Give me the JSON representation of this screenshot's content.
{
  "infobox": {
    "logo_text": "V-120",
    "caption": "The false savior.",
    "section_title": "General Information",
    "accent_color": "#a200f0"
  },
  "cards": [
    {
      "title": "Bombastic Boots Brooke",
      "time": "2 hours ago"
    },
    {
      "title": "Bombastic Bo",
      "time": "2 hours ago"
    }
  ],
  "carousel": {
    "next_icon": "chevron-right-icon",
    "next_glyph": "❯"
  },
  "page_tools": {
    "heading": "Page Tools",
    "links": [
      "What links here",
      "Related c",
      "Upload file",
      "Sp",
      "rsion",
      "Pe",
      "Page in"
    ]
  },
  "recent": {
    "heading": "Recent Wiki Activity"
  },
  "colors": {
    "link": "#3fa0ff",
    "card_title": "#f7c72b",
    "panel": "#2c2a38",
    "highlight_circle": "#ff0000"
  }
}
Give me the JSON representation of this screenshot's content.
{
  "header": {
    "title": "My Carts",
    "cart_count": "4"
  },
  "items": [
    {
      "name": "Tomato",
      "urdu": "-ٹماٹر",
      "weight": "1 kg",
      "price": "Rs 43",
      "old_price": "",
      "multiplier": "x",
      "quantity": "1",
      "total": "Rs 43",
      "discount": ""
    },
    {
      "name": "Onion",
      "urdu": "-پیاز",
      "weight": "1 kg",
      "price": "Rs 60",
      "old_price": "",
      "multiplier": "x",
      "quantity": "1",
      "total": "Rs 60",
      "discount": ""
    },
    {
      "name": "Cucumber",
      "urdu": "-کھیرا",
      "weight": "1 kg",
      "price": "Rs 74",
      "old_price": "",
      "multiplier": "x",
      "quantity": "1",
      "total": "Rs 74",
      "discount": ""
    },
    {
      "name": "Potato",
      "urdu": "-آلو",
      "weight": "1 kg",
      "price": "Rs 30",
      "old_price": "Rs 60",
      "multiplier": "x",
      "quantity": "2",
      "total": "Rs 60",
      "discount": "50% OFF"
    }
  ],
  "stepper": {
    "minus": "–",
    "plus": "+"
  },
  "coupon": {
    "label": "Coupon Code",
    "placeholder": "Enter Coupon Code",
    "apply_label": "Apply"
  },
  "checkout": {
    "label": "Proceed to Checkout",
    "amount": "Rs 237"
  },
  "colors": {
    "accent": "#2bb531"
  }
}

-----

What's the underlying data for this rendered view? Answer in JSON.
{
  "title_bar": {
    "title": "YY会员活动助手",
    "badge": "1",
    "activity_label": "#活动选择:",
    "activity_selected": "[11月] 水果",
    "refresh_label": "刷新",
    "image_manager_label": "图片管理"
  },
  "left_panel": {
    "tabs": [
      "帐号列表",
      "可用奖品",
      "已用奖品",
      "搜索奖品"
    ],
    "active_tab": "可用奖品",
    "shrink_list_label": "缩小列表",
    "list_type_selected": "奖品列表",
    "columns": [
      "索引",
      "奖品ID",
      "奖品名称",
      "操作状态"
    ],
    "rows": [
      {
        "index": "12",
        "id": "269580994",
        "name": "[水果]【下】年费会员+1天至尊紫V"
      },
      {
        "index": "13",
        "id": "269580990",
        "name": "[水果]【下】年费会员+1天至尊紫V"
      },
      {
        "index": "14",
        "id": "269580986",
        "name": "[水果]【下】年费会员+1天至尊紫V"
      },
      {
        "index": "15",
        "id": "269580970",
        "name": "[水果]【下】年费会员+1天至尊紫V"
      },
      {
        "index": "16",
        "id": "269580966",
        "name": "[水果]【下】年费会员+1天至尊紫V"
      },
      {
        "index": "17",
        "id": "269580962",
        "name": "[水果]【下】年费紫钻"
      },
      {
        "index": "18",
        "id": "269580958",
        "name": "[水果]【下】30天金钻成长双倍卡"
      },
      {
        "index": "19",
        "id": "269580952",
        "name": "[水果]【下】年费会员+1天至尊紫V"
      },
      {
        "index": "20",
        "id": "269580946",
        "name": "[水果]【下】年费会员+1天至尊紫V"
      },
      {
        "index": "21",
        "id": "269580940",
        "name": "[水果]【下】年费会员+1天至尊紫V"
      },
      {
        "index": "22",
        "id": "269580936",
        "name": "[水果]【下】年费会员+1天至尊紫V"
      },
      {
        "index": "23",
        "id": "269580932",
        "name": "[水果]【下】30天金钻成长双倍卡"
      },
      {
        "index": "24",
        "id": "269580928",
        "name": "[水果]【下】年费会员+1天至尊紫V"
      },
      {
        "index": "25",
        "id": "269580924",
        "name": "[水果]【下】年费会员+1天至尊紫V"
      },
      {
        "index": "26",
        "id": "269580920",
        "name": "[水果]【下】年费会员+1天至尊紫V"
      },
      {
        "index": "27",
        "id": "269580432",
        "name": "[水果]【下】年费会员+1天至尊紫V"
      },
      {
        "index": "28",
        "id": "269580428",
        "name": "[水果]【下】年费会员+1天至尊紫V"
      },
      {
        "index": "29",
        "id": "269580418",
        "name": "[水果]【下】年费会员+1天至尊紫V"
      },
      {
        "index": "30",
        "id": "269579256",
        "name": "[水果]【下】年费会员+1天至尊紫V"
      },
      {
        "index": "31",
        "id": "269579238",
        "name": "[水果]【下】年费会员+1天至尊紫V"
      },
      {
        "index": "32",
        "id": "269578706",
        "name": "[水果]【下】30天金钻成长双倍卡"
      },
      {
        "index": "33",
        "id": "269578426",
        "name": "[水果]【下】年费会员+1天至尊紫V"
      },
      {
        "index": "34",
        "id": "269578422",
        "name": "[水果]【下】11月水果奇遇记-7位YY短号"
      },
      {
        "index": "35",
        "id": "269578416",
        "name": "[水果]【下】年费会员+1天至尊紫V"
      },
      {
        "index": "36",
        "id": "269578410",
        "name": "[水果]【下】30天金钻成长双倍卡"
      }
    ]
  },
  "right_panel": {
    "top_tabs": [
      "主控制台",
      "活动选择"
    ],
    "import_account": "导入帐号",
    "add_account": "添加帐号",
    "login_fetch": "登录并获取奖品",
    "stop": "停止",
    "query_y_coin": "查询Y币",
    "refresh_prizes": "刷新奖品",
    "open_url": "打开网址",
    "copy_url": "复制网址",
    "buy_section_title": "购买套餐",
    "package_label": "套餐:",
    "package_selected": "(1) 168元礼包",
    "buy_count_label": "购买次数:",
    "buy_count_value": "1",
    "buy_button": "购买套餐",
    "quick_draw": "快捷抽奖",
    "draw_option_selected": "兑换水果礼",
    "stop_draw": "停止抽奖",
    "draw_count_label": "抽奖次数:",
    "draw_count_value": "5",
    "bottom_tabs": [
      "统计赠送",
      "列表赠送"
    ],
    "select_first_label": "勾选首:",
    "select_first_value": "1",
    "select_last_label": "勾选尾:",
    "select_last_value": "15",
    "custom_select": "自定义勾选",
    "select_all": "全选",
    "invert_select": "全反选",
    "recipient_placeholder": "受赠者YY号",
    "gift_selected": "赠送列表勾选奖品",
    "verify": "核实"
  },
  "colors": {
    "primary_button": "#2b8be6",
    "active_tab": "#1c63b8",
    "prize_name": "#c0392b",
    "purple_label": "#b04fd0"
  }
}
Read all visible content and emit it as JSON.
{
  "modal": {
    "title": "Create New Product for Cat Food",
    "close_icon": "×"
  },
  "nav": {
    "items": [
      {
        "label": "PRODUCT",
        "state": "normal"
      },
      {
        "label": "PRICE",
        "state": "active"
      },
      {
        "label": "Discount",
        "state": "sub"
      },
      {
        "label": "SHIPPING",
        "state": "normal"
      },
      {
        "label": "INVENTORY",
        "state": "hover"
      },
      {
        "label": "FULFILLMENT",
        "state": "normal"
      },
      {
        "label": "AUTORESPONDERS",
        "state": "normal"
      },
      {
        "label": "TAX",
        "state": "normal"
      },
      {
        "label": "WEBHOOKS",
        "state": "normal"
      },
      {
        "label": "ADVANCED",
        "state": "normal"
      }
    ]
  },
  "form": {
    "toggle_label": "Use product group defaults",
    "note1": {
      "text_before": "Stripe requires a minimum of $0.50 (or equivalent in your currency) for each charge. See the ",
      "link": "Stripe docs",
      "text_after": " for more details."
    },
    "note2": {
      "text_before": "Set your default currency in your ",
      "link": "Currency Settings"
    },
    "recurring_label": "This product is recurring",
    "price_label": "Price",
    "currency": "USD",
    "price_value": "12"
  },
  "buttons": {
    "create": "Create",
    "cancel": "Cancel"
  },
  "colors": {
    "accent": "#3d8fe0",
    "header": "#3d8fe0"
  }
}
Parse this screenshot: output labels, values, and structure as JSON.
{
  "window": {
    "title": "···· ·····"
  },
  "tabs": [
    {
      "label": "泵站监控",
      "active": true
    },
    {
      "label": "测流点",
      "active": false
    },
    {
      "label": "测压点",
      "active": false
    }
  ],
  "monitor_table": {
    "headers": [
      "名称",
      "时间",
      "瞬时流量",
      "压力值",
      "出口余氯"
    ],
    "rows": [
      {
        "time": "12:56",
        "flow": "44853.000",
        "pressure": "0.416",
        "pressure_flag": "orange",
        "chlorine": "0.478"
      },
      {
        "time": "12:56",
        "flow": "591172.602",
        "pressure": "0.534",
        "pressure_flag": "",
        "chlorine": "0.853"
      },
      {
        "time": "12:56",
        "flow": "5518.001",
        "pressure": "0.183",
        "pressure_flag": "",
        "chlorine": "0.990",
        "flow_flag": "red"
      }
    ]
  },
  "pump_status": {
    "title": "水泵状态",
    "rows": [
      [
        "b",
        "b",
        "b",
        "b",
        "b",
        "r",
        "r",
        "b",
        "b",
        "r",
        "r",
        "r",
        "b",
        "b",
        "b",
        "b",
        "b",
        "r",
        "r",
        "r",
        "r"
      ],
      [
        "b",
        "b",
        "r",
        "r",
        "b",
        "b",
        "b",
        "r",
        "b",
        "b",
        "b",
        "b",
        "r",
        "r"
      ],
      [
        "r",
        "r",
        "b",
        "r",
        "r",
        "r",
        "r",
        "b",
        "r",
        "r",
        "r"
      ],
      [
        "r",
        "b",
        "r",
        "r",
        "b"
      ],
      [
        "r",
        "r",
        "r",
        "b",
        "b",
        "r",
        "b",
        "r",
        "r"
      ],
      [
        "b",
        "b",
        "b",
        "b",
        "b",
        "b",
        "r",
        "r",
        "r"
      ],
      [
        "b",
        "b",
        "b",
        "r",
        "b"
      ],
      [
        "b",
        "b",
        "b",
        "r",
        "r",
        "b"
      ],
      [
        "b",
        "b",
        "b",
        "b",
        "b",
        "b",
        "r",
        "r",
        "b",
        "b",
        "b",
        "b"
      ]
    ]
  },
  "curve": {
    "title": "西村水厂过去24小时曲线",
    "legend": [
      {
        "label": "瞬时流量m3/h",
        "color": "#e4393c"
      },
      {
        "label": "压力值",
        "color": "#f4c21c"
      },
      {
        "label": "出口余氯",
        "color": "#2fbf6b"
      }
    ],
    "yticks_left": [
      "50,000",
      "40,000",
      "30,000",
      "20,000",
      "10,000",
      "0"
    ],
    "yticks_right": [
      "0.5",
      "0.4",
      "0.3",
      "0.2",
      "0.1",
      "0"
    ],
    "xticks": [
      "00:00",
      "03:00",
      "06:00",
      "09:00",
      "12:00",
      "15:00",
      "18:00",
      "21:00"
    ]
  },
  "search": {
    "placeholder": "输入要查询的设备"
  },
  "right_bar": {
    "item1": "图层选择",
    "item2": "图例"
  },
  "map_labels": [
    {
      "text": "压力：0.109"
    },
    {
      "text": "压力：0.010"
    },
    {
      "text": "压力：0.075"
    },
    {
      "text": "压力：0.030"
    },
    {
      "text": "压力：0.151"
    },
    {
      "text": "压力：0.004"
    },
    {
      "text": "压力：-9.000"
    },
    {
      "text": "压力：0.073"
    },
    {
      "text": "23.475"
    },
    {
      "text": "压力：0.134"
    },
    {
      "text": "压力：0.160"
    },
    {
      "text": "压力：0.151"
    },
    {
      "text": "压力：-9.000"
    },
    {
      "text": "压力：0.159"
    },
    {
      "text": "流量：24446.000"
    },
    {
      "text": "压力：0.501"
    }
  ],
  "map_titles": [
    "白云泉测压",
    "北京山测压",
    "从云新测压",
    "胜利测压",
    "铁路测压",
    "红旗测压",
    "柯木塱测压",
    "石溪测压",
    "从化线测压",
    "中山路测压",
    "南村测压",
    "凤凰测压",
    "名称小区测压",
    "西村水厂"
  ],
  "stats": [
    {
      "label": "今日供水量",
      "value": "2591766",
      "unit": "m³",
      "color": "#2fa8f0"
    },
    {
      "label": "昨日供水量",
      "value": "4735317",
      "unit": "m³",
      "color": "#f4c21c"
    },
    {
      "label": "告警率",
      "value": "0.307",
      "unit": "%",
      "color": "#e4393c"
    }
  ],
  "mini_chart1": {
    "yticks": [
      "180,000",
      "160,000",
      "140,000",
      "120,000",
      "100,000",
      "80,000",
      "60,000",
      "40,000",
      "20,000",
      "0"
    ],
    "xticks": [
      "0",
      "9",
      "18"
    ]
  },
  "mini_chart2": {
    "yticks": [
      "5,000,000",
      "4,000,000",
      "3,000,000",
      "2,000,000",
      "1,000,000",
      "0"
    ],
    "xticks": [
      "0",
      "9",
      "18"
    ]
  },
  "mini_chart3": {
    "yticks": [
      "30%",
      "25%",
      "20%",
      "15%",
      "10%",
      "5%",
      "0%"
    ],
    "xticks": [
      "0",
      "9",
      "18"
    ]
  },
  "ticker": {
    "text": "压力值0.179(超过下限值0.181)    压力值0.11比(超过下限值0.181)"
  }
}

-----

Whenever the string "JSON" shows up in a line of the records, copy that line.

• _OUTPUT FOR THIS EXERCISE_:
Give me the JSON representation of this screenshot's content.
Give me the JSON representation of this screenshot's content.
What's the underlying data for this rendered view? Answer in JSON.
Read all visible content and emit it as JSON.
Parse this screenshot: output labels, values, and structure as JSON.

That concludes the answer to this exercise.